But still many feel authorities’ attempt to link a popular protest to foreign adversaries and fringe cults is hackneyed.
“It is hard to get an accurate and independent perspective, but thus far we’ve seen a heavy-handed response from security services,” said Bessma Momani, a professor of political science at the University of Waterloo in Canada.
“They’ve in the past accused neighboring Arab countries of interfering to undermine Iranian territorial integrity,” she said.
“Undoubtedly there is co-ethnic sympathy for the region that extends into Arab countries. But none of the neighbors have territorial ambitions. Seeing how Iran has extensive involvement in Lebanon, Iraq and Syria, it’s quite ironic for the Iranian regime to make accusations against Arab countries,” she added.
Less skeptical experts frame the crisis in Khuzestan as a byproduct of global phenomena intertwined with the Iranian government’s poor administration.
Kaveh Ehsani, an associate professor of international studies at DePaul University, maintains the current crisis in Khuzestan has been generated by multiple factors, some local, others national, regional and even global.
“Not only Iran, but the entire region is in the throes of a major chronic drought. This is not limited to Iran since Iraq, Turkey, Pakistan, Afghanistan and others are also in a similar predicament. Rich and tiny Kuwait, Qatar, or United Arab Emirates ramp up their desalination plants to continue watering their golf courses, in a way that much larger and poorer Iran or Iraq cannot,” he said.
“The sidelining and weakening of the professional class has only made things worse. Since 2005, at least, the conservative military and intelligence apparatus has been slowly but surely sidelining technocrats whom they don’t fully trust, and taking over economic and technical institutions that provide these public services and undermining their performance through corruption and incompetence,” Ehsani added.

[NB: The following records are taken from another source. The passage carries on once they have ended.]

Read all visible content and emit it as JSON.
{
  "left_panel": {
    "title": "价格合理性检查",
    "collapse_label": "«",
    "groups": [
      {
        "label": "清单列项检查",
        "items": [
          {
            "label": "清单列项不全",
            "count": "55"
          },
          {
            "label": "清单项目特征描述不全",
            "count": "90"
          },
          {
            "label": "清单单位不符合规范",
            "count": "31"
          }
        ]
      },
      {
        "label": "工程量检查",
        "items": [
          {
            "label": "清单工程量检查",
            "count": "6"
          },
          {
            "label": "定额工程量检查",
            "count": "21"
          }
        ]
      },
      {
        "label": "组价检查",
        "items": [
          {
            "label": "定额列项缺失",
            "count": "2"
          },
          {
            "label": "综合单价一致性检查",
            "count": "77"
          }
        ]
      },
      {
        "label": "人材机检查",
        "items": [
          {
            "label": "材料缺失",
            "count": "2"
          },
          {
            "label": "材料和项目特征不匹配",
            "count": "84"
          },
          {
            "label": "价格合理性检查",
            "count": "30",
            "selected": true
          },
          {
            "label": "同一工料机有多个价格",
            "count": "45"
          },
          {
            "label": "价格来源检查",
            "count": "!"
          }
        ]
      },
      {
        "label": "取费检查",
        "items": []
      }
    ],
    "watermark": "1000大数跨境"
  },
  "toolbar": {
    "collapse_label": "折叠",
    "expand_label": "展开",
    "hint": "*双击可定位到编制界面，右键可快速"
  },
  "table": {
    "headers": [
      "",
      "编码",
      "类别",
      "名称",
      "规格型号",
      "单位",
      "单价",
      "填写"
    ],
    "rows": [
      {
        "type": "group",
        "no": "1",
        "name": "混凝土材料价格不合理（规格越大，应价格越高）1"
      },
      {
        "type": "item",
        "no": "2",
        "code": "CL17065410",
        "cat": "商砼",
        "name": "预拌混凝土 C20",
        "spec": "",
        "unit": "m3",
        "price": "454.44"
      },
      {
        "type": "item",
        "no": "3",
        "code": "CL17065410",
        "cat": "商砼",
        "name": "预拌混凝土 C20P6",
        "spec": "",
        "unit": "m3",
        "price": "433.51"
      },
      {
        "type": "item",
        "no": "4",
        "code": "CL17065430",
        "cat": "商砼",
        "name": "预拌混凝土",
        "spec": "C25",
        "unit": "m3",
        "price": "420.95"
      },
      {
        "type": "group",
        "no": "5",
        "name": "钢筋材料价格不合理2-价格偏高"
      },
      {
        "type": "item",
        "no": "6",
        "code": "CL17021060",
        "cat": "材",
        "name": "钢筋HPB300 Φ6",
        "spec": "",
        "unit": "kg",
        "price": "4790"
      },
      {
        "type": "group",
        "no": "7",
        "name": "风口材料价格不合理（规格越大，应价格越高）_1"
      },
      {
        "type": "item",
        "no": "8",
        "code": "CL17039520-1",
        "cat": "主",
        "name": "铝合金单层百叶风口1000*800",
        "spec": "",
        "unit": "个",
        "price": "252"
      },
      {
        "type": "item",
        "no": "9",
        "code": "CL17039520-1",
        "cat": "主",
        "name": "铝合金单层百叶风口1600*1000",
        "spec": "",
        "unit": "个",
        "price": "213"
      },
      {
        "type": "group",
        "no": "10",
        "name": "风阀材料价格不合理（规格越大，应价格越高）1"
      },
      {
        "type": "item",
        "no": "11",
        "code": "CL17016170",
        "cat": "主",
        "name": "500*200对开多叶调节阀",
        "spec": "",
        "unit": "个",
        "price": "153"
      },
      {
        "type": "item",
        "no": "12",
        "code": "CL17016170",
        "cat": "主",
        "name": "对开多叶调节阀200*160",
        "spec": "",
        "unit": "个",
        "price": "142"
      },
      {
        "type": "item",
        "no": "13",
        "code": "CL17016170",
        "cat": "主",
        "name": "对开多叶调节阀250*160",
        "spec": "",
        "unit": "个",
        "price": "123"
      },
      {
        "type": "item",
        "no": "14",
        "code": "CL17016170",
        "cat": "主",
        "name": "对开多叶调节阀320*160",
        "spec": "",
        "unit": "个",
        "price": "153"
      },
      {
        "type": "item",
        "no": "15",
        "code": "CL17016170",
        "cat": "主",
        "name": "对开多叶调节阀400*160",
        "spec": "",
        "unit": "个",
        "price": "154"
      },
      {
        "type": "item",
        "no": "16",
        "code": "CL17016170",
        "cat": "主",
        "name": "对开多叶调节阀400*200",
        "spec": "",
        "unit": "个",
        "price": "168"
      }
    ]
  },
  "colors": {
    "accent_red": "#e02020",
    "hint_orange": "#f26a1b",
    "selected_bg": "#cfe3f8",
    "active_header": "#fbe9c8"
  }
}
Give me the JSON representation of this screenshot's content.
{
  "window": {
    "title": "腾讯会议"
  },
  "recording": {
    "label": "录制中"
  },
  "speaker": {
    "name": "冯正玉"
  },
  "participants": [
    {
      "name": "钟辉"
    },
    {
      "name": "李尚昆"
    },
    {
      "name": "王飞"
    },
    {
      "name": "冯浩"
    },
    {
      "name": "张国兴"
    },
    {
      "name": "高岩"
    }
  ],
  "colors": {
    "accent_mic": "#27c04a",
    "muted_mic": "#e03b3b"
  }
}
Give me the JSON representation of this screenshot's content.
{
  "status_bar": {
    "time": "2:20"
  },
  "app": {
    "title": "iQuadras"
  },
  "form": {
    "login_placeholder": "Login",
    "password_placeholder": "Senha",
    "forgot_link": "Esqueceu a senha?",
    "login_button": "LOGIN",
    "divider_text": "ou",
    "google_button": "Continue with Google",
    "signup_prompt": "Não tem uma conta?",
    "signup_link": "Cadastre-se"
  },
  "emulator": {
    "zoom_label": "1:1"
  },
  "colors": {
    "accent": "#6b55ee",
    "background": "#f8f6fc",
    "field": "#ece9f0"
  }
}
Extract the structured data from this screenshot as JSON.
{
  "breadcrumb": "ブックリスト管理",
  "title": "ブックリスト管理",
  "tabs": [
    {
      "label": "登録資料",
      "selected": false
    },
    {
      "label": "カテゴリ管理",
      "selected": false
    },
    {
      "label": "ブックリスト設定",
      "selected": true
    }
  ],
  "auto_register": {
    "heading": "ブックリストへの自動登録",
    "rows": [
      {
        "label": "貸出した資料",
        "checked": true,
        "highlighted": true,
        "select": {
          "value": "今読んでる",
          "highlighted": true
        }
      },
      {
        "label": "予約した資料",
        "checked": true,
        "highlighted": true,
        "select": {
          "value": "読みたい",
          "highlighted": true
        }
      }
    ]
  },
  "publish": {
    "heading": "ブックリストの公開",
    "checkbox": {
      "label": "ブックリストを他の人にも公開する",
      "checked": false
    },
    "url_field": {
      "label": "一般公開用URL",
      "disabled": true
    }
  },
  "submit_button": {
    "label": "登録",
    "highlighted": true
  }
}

“Add to this the catastrophic social and environmental impact of misconceived major development projects such as multipurpose dams, water transport schemes, agribusinesses, and others, or the government’s poor record of monitoring underground aquifer extraction over decades, and you get the perfect storm that is affecting the ability of the public sector to supply basic needs such as potable water or electricity,” he told Asia Times.